== Materials provided ==
____________

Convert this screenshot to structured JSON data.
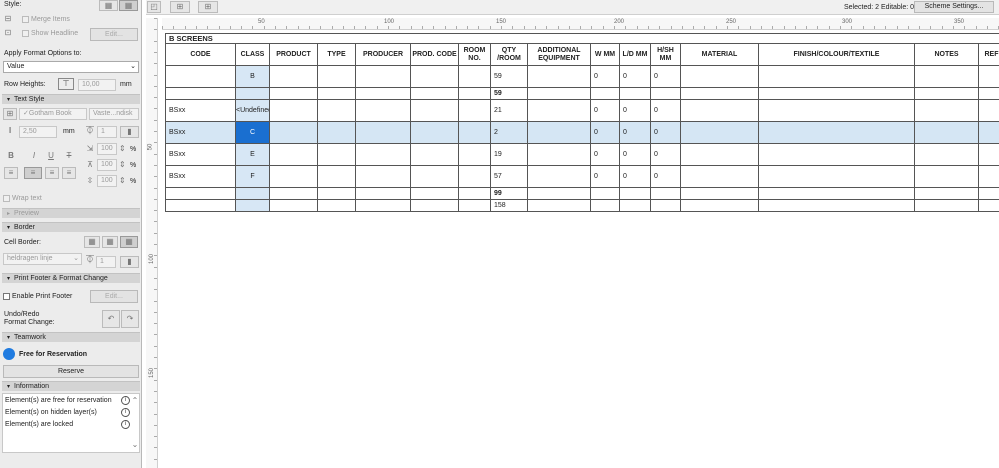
{
  "panel": {
    "style_label": "Style:",
    "merge_items": "Merge Items",
    "show_headline": "Show Headline",
    "edit_label": "Edit...",
    "apply_format_label": "Apply Format Options to:",
    "apply_format_value": "Value",
    "row_heights_label": "Row Heights:",
    "row_height_value": "10,00",
    "unit_mm": "mm",
    "text_style_header": "Text Style",
    "font_value": "Gotham Book",
    "script_value": "Vaste...ndisk",
    "font_size_value": "2,50",
    "pen_value": "1",
    "pct_values": [
      "100",
      "100",
      "100"
    ],
    "pct_symbol": "%",
    "wrap_text": "Wrap text",
    "preview_header": "Preview",
    "border_header": "Border",
    "cell_border_label": "Cell Border:",
    "border_line_value": "heldragen linje",
    "border_pen_value": "1",
    "print_footer_header": "Print Footer & Format Change",
    "enable_print_footer": "Enable Print Footer",
    "undo_redo_label": "Undo/Redo",
    "format_change_label": "Format Change:",
    "teamwork_header": "Teamwork",
    "free_for_reservation": "Free for Reservation",
    "reserve_button": "Reserve",
    "information_header": "Information",
    "info_items": [
      "Element(s) are free for reservation",
      "Element(s) on hidden layer(s)",
      "Element(s) are locked"
    ]
  },
  "toolbar": {
    "selected_text": "Selected: 2  Editable: 0",
    "scheme_settings": "Scheme Settings..."
  },
  "ruler": {
    "h_labels": [
      "0",
      "50",
      "100",
      "150",
      "200",
      "250",
      "300",
      "350"
    ],
    "v_labels": [
      "50",
      "100",
      "150"
    ]
  },
  "schedule": {
    "title": "B SCREENS",
    "headers": [
      "CODE",
      "CLASS",
      "PRODUCT",
      "TYPE",
      "PRODUCER",
      "PROD. CODE",
      "ROOM NO.",
      "QTY /ROOM",
      "ADDITIONAL EQUIPMENT",
      "W MM",
      "L/D MM",
      "H/SH MM",
      "MATERIAL",
      "FINISH/COLOUR/TEXTILE",
      "NOTES",
      "REF"
    ],
    "rows": [
      {
        "code": "",
        "class": "B",
        "qty": "59",
        "w": "0",
        "ld": "0",
        "hsh": "0"
      },
      {
        "code": "",
        "class": "",
        "qty": "59",
        "w": "",
        "ld": "",
        "hsh": ""
      },
      {
        "code": "BSxx",
        "class": "<Undefined>",
        "qty": "21",
        "w": "0",
        "ld": "0",
        "hsh": "0"
      },
      {
        "code": "BSxx",
        "class": "C",
        "qty": "2",
        "w": "0",
        "ld": "0",
        "hsh": "0"
      },
      {
        "code": "BSxx",
        "class": "E",
        "qty": "19",
        "w": "0",
        "ld": "0",
        "hsh": "0"
      },
      {
        "code": "BSxx",
        "class": "F",
        "qty": "57",
        "w": "0",
        "ld": "0",
        "hsh": "0"
      },
      {
        "code": "",
        "class": "",
        "qty": "99",
        "w": "",
        "ld": "",
        "hsh": ""
      },
      {
        "code": "",
        "class": "",
        "qty": "158",
        "w": "",
        "ld": "",
        "hsh": ""
      }
    ]
  }
}
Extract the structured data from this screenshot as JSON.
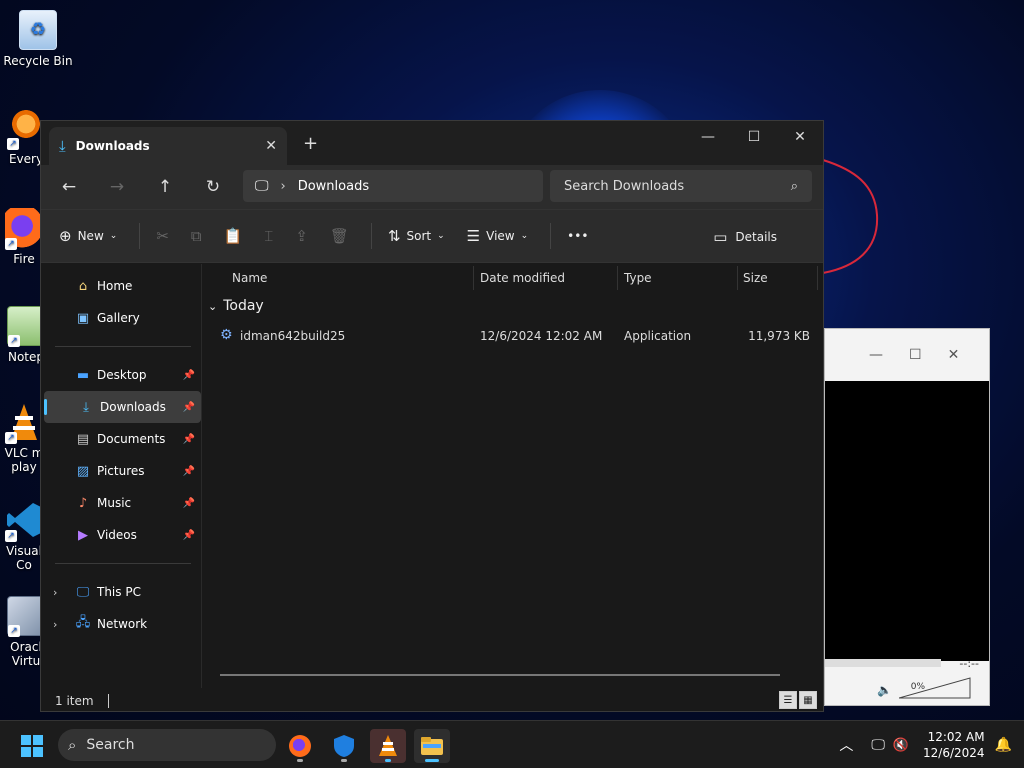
{
  "desktop": {
    "icons": [
      {
        "label": "Recycle Bin"
      },
      {
        "label": "Every"
      },
      {
        "label": "Fire"
      },
      {
        "label": "Notep"
      },
      {
        "label": "VLC m",
        "label2": "play"
      },
      {
        "label": "Visual",
        "label2": "Co"
      },
      {
        "label": "Oracl",
        "label2": "Virtu"
      }
    ]
  },
  "media_player": {
    "time": "--:--",
    "volume_percent": "0%"
  },
  "explorer": {
    "tab_title": "Downloads",
    "breadcrumb": [
      "Downloads"
    ],
    "search_placeholder": "Search Downloads",
    "toolbar": {
      "new_label": "New",
      "sort_label": "Sort",
      "view_label": "View",
      "more_label": "•••",
      "details_label": "Details"
    },
    "nav": {
      "home": "Home",
      "gallery": "Gallery",
      "desktop": "Desktop",
      "downloads": "Downloads",
      "documents": "Documents",
      "pictures": "Pictures",
      "music": "Music",
      "videos": "Videos",
      "this_pc": "This PC",
      "network": "Network"
    },
    "columns": {
      "name": "Name",
      "date_modified": "Date modified",
      "type": "Type",
      "size": "Size"
    },
    "group_label": "Today",
    "files": [
      {
        "name": "idman642build25",
        "date_modified": "12/6/2024 12:02 AM",
        "type": "Application",
        "size": "11,973 KB"
      }
    ],
    "status_text": "1 item"
  },
  "taskbar": {
    "search_label": "Search",
    "clock_time": "12:02 AM",
    "clock_date": "12/6/2024"
  },
  "colors": {
    "accent": "#4cc2ff",
    "window_bg": "#191919",
    "toolbar_bg": "#2c2c2c"
  }
}
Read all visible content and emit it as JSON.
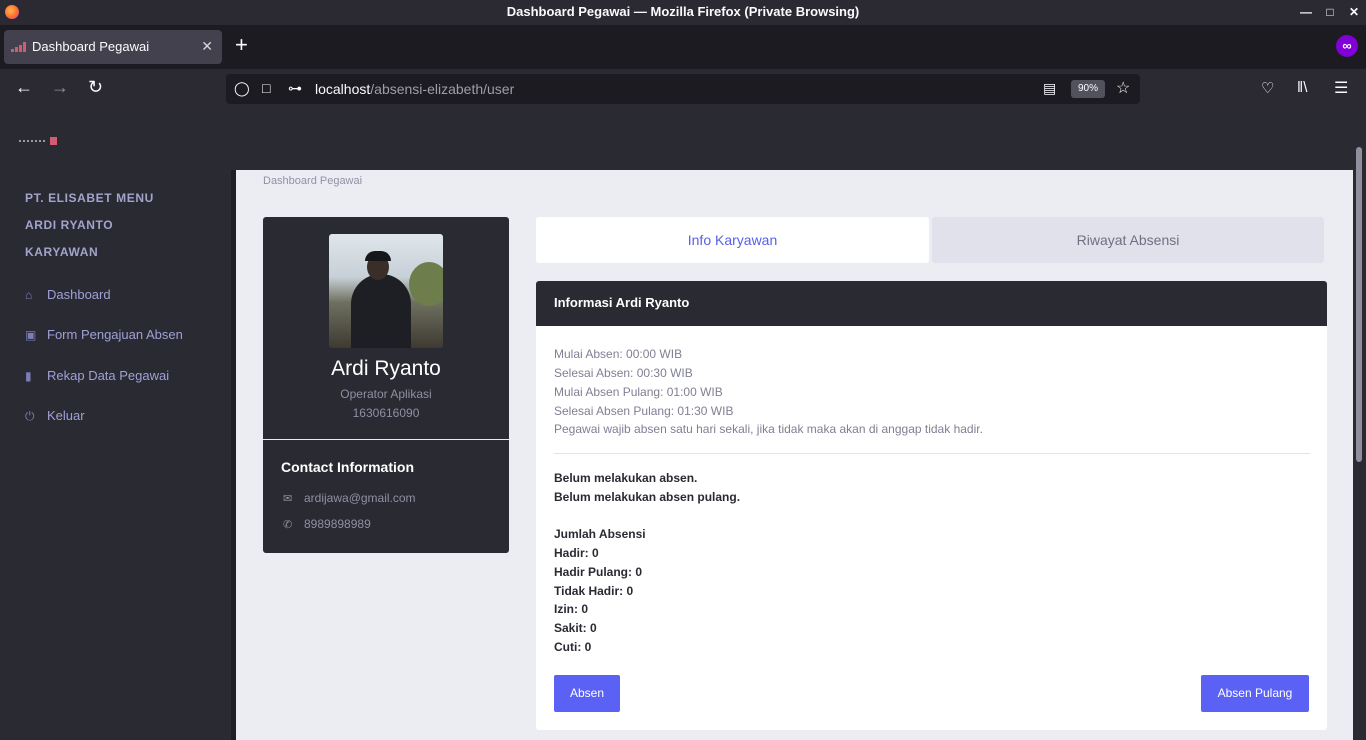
{
  "window": {
    "title": "Dashboard Pegawai — Mozilla Firefox (Private Browsing)"
  },
  "browser": {
    "tab_title": "Dashboard Pegawai",
    "url_host": "localhost",
    "url_path": "/absensi-elizabeth/user",
    "zoom": "90%"
  },
  "sidebar": {
    "headings": [
      "PT. ELISABET MENU",
      "ARDI RYANTO",
      "KARYAWAN"
    ],
    "items": [
      {
        "label": "Dashboard",
        "icon": "home-icon"
      },
      {
        "label": "Form Pengajuan Absen",
        "icon": "book-icon"
      },
      {
        "label": "Rekap Data Pegawai",
        "icon": "file-icon"
      },
      {
        "label": "Keluar",
        "icon": "power-icon"
      }
    ]
  },
  "breadcrumb": "Dashboard Pegawai",
  "profile": {
    "name": "Ardi Ryanto",
    "role": "Operator Aplikasi",
    "nip": "1630616090",
    "contact_title": "Contact Information",
    "email": "ardijawa@gmail.com",
    "phone": "8989898989"
  },
  "tabs": {
    "info": "Info Karyawan",
    "riwayat": "Riwayat Absensi"
  },
  "info": {
    "title": "Informasi Ardi Ryanto",
    "lines": [
      "Mulai Absen: 00:00 WIB",
      "Selesai Absen: 00:30 WIB",
      "Mulai Absen Pulang: 01:00 WIB",
      "Selesai Absen Pulang: 01:30 WIB",
      "Pegawai wajib absen satu hari sekali, jika tidak maka akan di anggap tidak hadir."
    ],
    "status": [
      "Belum melakukan absen.",
      "Belum melakukan absen pulang."
    ],
    "summary_title": "Jumlah Absensi",
    "summary": [
      "Hadir: 0",
      "Hadir Pulang: 0",
      "Tidak Hadir: 0",
      "Izin: 0",
      "Sakit: 0",
      "Cuti: 0"
    ],
    "btn_absen": "Absen",
    "btn_pulang": "Absen Pulang"
  },
  "colors": {
    "accent": "#5b61f5",
    "dark": "#2a2a33",
    "tab_active_text": "#5661e6"
  }
}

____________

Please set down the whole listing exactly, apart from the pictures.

== Solution below ==
Convert this screenshot to structured JSON data.
{
  "panel": {
    "style_label": "Style:",
    "merge_items": "Merge Items",
    "show_headline": "Show Headline",
    "edit_label": "Edit...",
    "apply_format_label": "Apply Format Options to:",
    "apply_format_value": "Value",
    "row_heights_label": "Row Heights:",
    "row_height_value": "10,00",
    "unit_mm": "mm",
    "text_style_header": "Text Style",
    "font_value": "Gotham Book",
    "script_value": "Vaste...ndisk",
    "font_size_value": "2,50",
    "pen_value": "1",
    "pct_values": [
      "100",
      "100",
      "100"
    ],
    "pct_symbol": "%",
    "wrap_text": "Wrap text",
    "preview_header": "Preview",
    "border_header": "Border",
    "cell_border_label": "Cell Border:",
    "border_line_value": "heldragen linje",
    "border_pen_value": "1",
    "print_footer_header": "Print Footer & Format Change",
    "enable_print_footer": "Enable Print Footer",
    "undo_redo_label": "Undo/Redo",
    "format_change_label": "Format Change:",
    "teamwork_header": "Teamwork",
    "free_for_reservation": "Free for Reservation",
    "reserve_button": "Reserve",
    "information_header": "Information",
    "info_items": [
      "Element(s) are free for reservation",
      "Element(s) on hidden layer(s)",
      "Element(s) are locked"
    ]
  },
  "toolbar": {
    "selected_text": "Selected: 2  Editable: 0",
    "scheme_settings": "Scheme Settings..."
  },
  "ruler": {
    "h_labels": [
      "0",
      "50",
      "100",
      "150",
      "200",
      "250",
      "300",
      "350"
    ],
    "v_labels": [
      "50",
      "100",
      "150"
    ]
  },
  "schedule": {
    "title": "B SCREENS",
    "headers": [
      "CODE",
      "CLASS",
      "PRODUCT",
      "TYPE",
      "PRODUCER",
      "PROD. CODE",
      "ROOM NO.",
      "QTY /ROOM",
      "ADDITIONAL EQUIPMENT",
      "W MM",
      "L/D MM",
      "H/SH MM",
      "MATERIAL",
      "FINISH/COLOUR/TEXTILE",
      "NOTES",
      "REF"
    ],
    "rows": [
      {
        "code": "",
        "class": "B",
        "qty": "59",
        "w": "0",
        "ld": "0",
        "hsh": "0"
      },
      {
        "code": "",
        "class": "",
        "qty": "59",
        "w": "",
        "ld": "",
        "hsh": ""
      },
      {
        "code": "BSxx",
        "class": "<Undefined>",
        "qty": "21",
        "w": "0",
        "ld": "0",
        "hsh": "0"
      },
      {
        "code": "BSxx",
        "class": "C",
        "qty": "2",
        "w": "0",
        "ld": "0",
        "hsh": "0"
      },
      {
        "code": "BSxx",
        "class": "E",
        "qty": "19",
        "w": "0",
        "ld": "0",
        "hsh": "0"
      },
      {
        "code": "BSxx",
        "class": "F",
        "qty": "57",
        "w": "0",
        "ld": "0",
        "hsh": "0"
      },
      {
        "code": "",
        "class": "",
        "qty": "99",
        "w": "",
        "ld": "",
        "hsh": ""
      },
      {
        "code": "",
        "class": "",
        "qty": "158",
        "w": "",
        "ld": "",
        "hsh": ""
      }
    ]
  }
}
Extract the structured data from this screenshot as JSON.
{
  "desktop": {
    "icons": [
      {
        "label": "Recycle Bin"
      },
      {
        "label": "Every"
      },
      {
        "label": "Fire"
      },
      {
        "label": "Notep"
      },
      {
        "label": "VLC m",
        "label2": "play"
      },
      {
        "label": "Visual",
        "label2": "Co"
      },
      {
        "label": "Oracl",
        "label2": "Virtu"
      }
    ]
  },
  "media_player": {
    "time": "--:--",
    "volume_percent": "0%"
  },
  "explorer": {
    "tab_title": "Downloads",
    "breadcrumb": [
      "Downloads"
    ],
    "search_placeholder": "Search Downloads",
    "toolbar": {
      "new_label": "New",
      "sort_label": "Sort",
      "view_label": "View",
      "more_label": "•••",
      "details_label": "Details"
    },
    "nav": {
      "home": "Home",
      "gallery": "Gallery",
      "desktop": "Desktop",
      "downloads": "Downloads",
      "documents": "Documents",
      "pictures": "Pictures",
      "music": "Music",
      "videos": "Videos",
      "this_pc": "This PC",
      "network": "Network"
    },
    "columns": {
      "name": "Name",
      "date_modified": "Date modified",
      "type": "Type",
      "size": "Size"
    },
    "group_label": "Today",
    "files": [
      {
        "name": "idman642build25",
        "date_modified": "12/6/2024 12:02 AM",
        "type": "Application",
        "size": "11,973 KB"
      }
    ],
    "status_text": "1 item"
  },
  "taskbar": {
    "search_label": "Search",
    "clock_time": "12:02 AM",
    "clock_date": "12/6/2024"
  },
  "colors": {
    "accent": "#4cc2ff",
    "window_bg": "#191919",
    "toolbar_bg": "#2c2c2c"
  }
}
Read all visible content and emit it as JSON.
{
  "window": {
    "title": "Dashboard Pegawai — Mozilla Firefox (Private Browsing)"
  },
  "browser": {
    "tab_title": "Dashboard Pegawai",
    "url_host": "localhost",
    "url_path": "/absensi-elizabeth/user",
    "zoom": "90%"
  },
  "sidebar": {
    "headings": [
      "PT. ELISABET MENU",
      "ARDI RYANTO",
      "KARYAWAN"
    ],
    "items": [
      {
        "label": "Dashboard",
        "icon": "home-icon"
      },
      {
        "label": "Form Pengajuan Absen",
        "icon": "book-icon"
      },
      {
        "label": "Rekap Data Pegawai",
        "icon": "file-icon"
      },
      {
        "label": "Keluar",
        "icon": "power-icon"
      }
    ]
  },
  "breadcrumb": "Dashboard Pegawai",
  "profile": {
    "name": "Ardi Ryanto",
    "role": "Operator Aplikasi",
    "nip": "1630616090",
    "contact_title": "Contact Information",
    "email": "ardijawa@gmail.com",
    "phone": "8989898989"
  },
  "tabs": {
    "info": "Info Karyawan",
    "riwayat": "Riwayat Absensi"
  },
  "info": {
    "title": "Informasi Ardi Ryanto",
    "lines": [
      "Mulai Absen: 00:00 WIB",
      "Selesai Absen: 00:30 WIB",
      "Mulai Absen Pulang: 01:00 WIB",
      "Selesai Absen Pulang: 01:30 WIB",
      "Pegawai wajib absen satu hari sekali, jika tidak maka akan di anggap tidak hadir."
    ],
    "status": [
      "Belum melakukan absen.",
      "Belum melakukan absen pulang."
    ],
    "summary_title": "Jumlah Absensi",
    "summary": [
      "Hadir: 0",
      "Hadir Pulang: 0",
      "Tidak Hadir: 0",
      "Izin: 0",
      "Sakit: 0",
      "Cuti: 0"
    ],
    "btn_absen": "Absen",
    "btn_pulang": "Absen Pulang"
  },
  "colors": {
    "accent": "#5b61f5",
    "dark": "#2a2a33",
    "tab_active_text": "#5661e6"
  }
}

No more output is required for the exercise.